Disability and Society, vol.21, 2006, p.345-358
Disabled women from minority ethnic groups live at the margins of society in liberal democracies and are rendered socially invisible. However, such women can still claim citizenship status and struggle for their rights. This article presents the personal testimony of Fahimeh, an Iranian immigrant living in Vancouver, Canada, about her struggle for inclusion and humane treatment by a society that marginalises her on account of her ethnicity and disability.
Gender, Place and Culture, vol.13, 2006, p.401-417

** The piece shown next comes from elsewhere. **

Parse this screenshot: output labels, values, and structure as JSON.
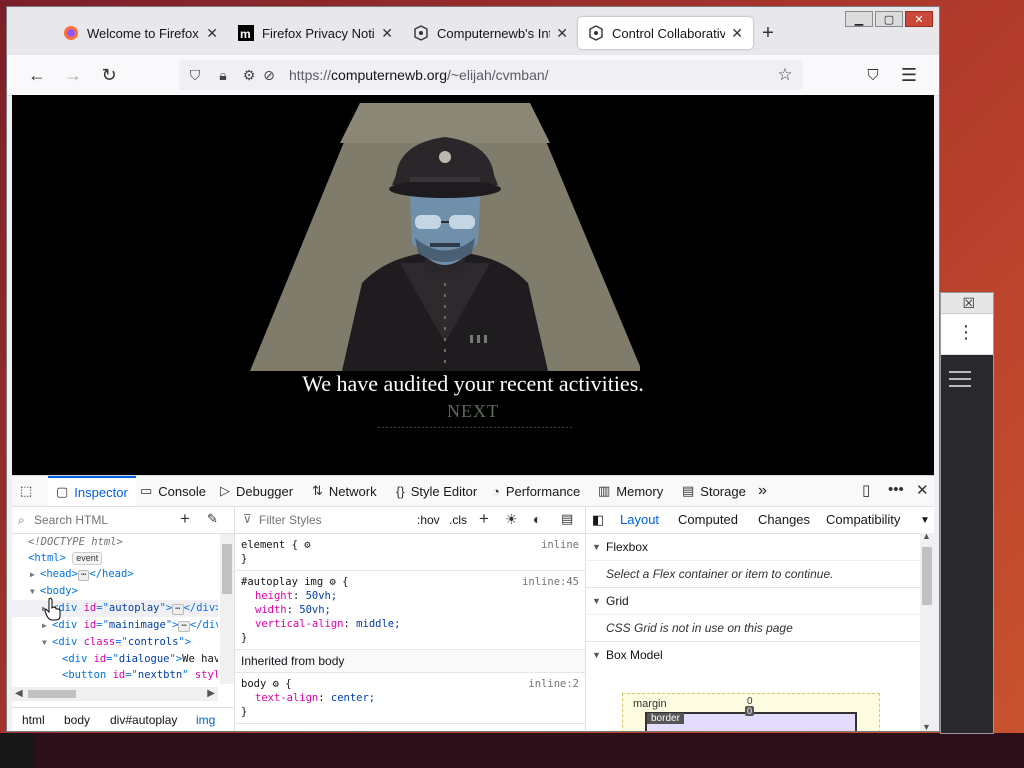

Data gathered from in-depth interviews with 10 disabled women in Ontario show how neoliberal state policies and practices have led to growing economic and housing insecurity for citizens in need. Benefits available through the Ontario Disability Support Programme are insufficient to cover medical expenses, costs of nutritious food, utility bills and rents, leading to increased dependence on family and friends for financial help and trapping women in abusive relationships. Eligibility criteria have been tightened, so that more disabled people are forced to subsist on the substantially lower levels of income support provided by the Ontario Works programme.
G. King and J. Meyer
Child, vol.32, 2006, p.477-492
There is a lack of consensus in the literature about the meaning of the terms “service integration” and “service co-ordination”. As a result of this confusion there has been a great deal of ambiguity about how to translate these apparently simple ideas into practice. This article distinguishes between “service integration” and “service co-ordination” and discusses their roles in the delivery of co-ordinated care. It then presents a conceptual framework of three commonly used approaches to the delivery of co-ordinated care: a system/sector based service integration approach; an agency based service integration approach; and a client/family based service co-ordination approach. It finally considers the implications of the framework for service planning and policy making. It points out the importance of distinguishing between what many clients want (co-ordination as a service enabling them to obtain the help they need) and what organisations work hard to provide (comprehensive and integrated packages of easily accessible services).